The Coachella Valley Music and Arts Festival has recently become a thing of pop-culture phenomena.

With artists, celebrities, and media abundance galore, convergence upon the dried desert every April has sprouted the place I grew up, the Coachella Valley, amongst cultural relevance once again.

For me, being born and raised in Palm Springs, mere miles away from the festival grounds, attending Coachella felt almost synonymous with my local nativism.

An area known for retirees and golf courses is now accustomed to the two-week bombardment of folk from near and far, both young and old, seeking escape and serenity within the confines of the dusty Empire Polo Club grounds.

The growth of the festival cannot be overstated. From water refill stations to expanded camping grounds, or the leap from a one-weekend event, to a lengthy two-weekend event; the ability of Coachella as a whole to evolve has been the main explanation for its sustained success.

After its inaugural festival in 1999, Coachella had a one-year hiatus, making a comeback in 2001, and continuing to grow since.

Once 14 years old, I was able to purchase my first Coachella ticket, a one-day pass for Saturday of the 2007 festival. My Coachella dreams would be fulfilled within months, and I planned on attending the festival with my older sister, Sara, and brother, Jack.

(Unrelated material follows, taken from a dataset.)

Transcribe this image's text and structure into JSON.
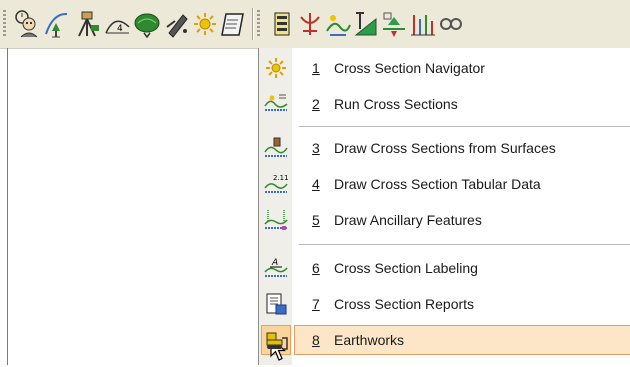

Life has a strange way of giving you perspective. For myself, it would come at the hands of my local music festival and the sudden death of my older sister.

Two weeks before the 2007 festival weekend, my sister Sara would commit suicide, ending her battle with depression and mental illness.

For some time leading up, my family sought out help for Sara, placing her into counseling session, private therapy, and towards the end family therapy as well. The efforts to uplift and help guide my sister by my parents, siblings, and relatives didn’t go unheard, with constant positive feedback from Sara, only to be diverted with unfortunate outburst or relapses in her activity.

Suicide has a crippling ability upon those its aftermath affects, with its grief being a cynical force, because blame and doubt are the most prevalent aspects of this type of mourning.

Broken and distraught, my brother and I first questioned our ability to enjoy the festival without Sara present at our side. The week leading up, I was sure of my exclusion from the festival, only to be convinced by my brother and family a few days before to still attend.

Going at first was not easy, but once upon the festival grounds I found myself lost in a world of detail, exploration, and love. My sister, Sara, was a beautiful soul, with unending emphasis on detail, exploration and most of all love.

As festivals pass I learn that every festival goer holds their own special meaning of what Coachella represents for them. For me, experiencing the festival helps bring me closer to my sister, and every year the three days can never last quite long enough.